You could, for example, echo around Grant’s Tomb.
Strike a solemn pose while considering a former uniter at a time of national division, a victorious general and sometimes overmatched president who spent his last days writing an autobiography to financially support his wife.
Grant was so beloved at the time of his death that a 1980 Parks Service historical resource study notes that “approximately 90,000 people from around the world donated over $600,000 towards the construction of Grant’s Tomb. This was the largest public fundraising effort ever at that time.”
Five hundred thousand people a year visited the memorial around the turn of the 20th century. That dwindled to some 10 percent or 15 percent by the time of the 1980 report. But you can pay the guy some renewed due.
You could jog through the bedrooms at the oldest house in the Bronx, the Van Cortlandt House, where George Washington stayed three times during the Revolutionary War, according to museum educator Michael Grillo.
On the second floor, colonial history gets a modern twist every February in honor of both Presidents’ Day and Black History Month, demonstrating the complicated history even of American heroes: a room is set up as Washington might have used it, with 17th century furniture, recreated uniform and equipment. In the corner, a mannequin and suit represent Washington’s black bodyservant William Lee, a slave until he was freed at Washington’s death.
You could peek into the John Bowne House in Queens to see an earlier example of American (or pre-American) diversity and acceptance in action. It’s the site associated with the Flushing Remonstrance, when a group of 17th century New Yorkers dissented to the then-governor’s ban on Quaker worship.
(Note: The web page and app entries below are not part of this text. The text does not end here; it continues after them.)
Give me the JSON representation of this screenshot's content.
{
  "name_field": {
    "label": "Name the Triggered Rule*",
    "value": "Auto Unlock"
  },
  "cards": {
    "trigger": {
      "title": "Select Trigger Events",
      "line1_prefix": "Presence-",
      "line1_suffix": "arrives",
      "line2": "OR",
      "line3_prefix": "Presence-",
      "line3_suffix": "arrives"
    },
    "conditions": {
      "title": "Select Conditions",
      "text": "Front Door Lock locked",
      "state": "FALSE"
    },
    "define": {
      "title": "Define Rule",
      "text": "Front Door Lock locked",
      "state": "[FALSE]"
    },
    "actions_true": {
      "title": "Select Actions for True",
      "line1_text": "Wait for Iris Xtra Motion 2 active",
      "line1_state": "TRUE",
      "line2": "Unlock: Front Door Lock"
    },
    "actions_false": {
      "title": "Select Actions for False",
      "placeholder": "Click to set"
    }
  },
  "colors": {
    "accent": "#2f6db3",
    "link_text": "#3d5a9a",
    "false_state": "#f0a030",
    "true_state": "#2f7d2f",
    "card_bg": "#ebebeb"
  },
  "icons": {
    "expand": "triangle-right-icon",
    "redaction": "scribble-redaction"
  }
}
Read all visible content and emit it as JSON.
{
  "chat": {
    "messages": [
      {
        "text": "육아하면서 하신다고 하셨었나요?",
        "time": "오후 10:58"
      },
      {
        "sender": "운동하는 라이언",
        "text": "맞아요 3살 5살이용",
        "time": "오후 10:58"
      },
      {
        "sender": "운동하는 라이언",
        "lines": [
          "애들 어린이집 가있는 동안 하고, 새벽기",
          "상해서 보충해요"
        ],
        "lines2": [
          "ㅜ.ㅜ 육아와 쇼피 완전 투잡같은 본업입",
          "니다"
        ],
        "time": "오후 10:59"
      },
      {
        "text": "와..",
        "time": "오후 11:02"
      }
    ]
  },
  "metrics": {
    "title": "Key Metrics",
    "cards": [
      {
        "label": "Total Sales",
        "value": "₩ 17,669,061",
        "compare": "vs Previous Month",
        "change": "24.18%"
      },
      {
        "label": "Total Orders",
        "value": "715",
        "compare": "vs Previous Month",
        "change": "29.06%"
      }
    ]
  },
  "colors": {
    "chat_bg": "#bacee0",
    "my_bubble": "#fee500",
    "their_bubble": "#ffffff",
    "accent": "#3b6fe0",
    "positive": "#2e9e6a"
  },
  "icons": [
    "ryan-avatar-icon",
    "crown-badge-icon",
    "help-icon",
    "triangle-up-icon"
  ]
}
They wrote a letter defending religious tolerance noting “the law of love, peace and liberty in the states extending to Jews, Turks and Egyptians, as they are considered sons of Adam.” Later, the house’s owner opened his house for Quaker meetings.
Or maybe you’re not a museum person, yet still you want an indoor workout: something to look at and something to clear the mind. For that, there’s the Staten Island Ferry Terminal in lower Manhattan, where a run up the down escalator will get the heart racing and not necessarily be the strangest thing in sight. Observe the selection from the Edna St. Vincent Millay poem about the things we have in common: “We were very tired, we were very merry — We had gone back and forth all night on the ferry.”
At the terminal, you’ll find a mix of the people who make New York New York. Voters of all political persuasions. Civil servants and businessmen and -women; students making their way home. You can ride the ferry and do jumping jacks on the open deck. If obvious symbolic gestures suit you, there’s the Statue of Liberty raising her torch.